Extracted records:

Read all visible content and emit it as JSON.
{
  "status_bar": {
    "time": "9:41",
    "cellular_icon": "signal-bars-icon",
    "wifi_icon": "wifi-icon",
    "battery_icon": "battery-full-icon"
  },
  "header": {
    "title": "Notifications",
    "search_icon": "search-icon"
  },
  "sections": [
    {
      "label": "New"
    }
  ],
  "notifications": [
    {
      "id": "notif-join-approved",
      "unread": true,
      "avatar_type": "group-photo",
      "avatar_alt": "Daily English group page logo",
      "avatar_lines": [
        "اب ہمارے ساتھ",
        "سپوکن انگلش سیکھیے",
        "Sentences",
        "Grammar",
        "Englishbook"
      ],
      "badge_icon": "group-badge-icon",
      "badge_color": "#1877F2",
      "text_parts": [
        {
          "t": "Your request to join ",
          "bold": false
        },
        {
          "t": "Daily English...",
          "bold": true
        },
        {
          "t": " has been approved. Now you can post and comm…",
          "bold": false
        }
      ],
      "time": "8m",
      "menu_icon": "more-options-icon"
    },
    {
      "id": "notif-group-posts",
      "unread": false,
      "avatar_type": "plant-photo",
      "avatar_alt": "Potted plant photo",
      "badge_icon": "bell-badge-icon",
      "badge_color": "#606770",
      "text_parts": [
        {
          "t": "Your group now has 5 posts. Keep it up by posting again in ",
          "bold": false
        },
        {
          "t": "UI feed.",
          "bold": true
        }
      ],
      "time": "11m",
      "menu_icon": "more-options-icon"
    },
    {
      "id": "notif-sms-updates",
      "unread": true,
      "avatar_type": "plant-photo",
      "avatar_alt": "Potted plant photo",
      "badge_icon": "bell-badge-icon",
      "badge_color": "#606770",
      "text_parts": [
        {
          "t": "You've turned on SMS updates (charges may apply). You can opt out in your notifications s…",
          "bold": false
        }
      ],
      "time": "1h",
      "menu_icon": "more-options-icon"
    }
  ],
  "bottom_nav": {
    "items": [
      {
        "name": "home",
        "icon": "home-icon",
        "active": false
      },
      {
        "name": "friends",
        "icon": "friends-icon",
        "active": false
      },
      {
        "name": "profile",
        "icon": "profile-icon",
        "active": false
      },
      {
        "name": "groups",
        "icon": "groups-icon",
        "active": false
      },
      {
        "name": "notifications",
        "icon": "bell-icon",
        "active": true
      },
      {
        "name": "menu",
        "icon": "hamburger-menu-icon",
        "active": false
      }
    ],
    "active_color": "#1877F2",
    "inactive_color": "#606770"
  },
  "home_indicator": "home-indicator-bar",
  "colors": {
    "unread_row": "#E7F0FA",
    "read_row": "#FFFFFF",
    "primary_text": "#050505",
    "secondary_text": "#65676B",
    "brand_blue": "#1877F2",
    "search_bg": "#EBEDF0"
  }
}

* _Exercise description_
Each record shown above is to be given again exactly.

* _Answer box_
Read all visible content and emit it as JSON.
{
  "status_bar": {
    "time": "9:41",
    "cellular_icon": "signal-bars-icon",
    "wifi_icon": "wifi-icon",
    "battery_icon": "battery-full-icon"
  },
  "header": {
    "title": "Notifications",
    "search_icon": "search-icon"
  },
  "sections": [
    {
      "label": "New"
    }
  ],
  "notifications": [
    {
      "id": "notif-join-approved",
      "unread": true,
      "avatar_type": "group-photo",
      "avatar_alt": "Daily English group page logo",
      "avatar_lines": [
        "اب ہمارے ساتھ",
        "سپوکن انگلش سیکھیے",
        "Sentences",
        "Grammar",
        "Englishbook"
      ],
      "badge_icon": "group-badge-icon",
      "badge_color": "#1877F2",
      "text_parts": [
        {
          "t": "Your request to join ",
          "bold": false
        },
        {
          "t": "Daily English...",
          "bold": true
        },
        {
          "t": " has been approved. Now you can post and comm…",
          "bold": false
        }
      ],
      "time": "8m",
      "menu_icon": "more-options-icon"
    },
    {
      "id": "notif-group-posts",
      "unread": false,
      "avatar_type": "plant-photo",
      "avatar_alt": "Potted plant photo",
      "badge_icon": "bell-badge-icon",
      "badge_color": "#606770",
      "text_parts": [
        {
          "t": "Your group now has 5 posts. Keep it up by posting again in ",
          "bold": false
        },
        {
          "t": "UI feed.",
          "bold": true
        }
      ],
      "time": "11m",
      "menu_icon": "more-options-icon"
    },
    {
      "id": "notif-sms-updates",
      "unread": true,
      "avatar_type": "plant-photo",
      "avatar_alt": "Potted plant photo",
      "badge_icon": "bell-badge-icon",
      "badge_color": "#606770",
      "text_parts": [
        {
          "t": "You've turned on SMS updates (charges may apply). You can opt out in your notifications s…",
          "bold": false
        }
      ],
      "time": "1h",
      "menu_icon": "more-options-icon"
    }
  ],
  "bottom_nav": {
    "items": [
      {
        "name": "home",
        "icon": "home-icon",
        "active": false
      },
      {
        "name": "friends",
        "icon": "friends-icon",
        "active": false
      },
      {
        "name": "profile",
        "icon": "profile-icon",
        "active": false
      },
      {
        "name": "groups",
        "icon": "groups-icon",
        "active": false
      },
      {
        "name": "notifications",
        "icon": "bell-icon",
        "active": true
      },
      {
        "name": "menu",
        "icon": "hamburger-menu-icon",
        "active": false
      }
    ],
    "active_color": "#1877F2",
    "inactive_color": "#606770"
  },
  "home_indicator": "home-indicator-bar",
  "colors": {
    "unread_row": "#E7F0FA",
    "read_row": "#FFFFFF",
    "primary_text": "#050505",
    "secondary_text": "#65676B",
    "brand_blue": "#1877F2",
    "search_bg": "#EBEDF0"
  }
}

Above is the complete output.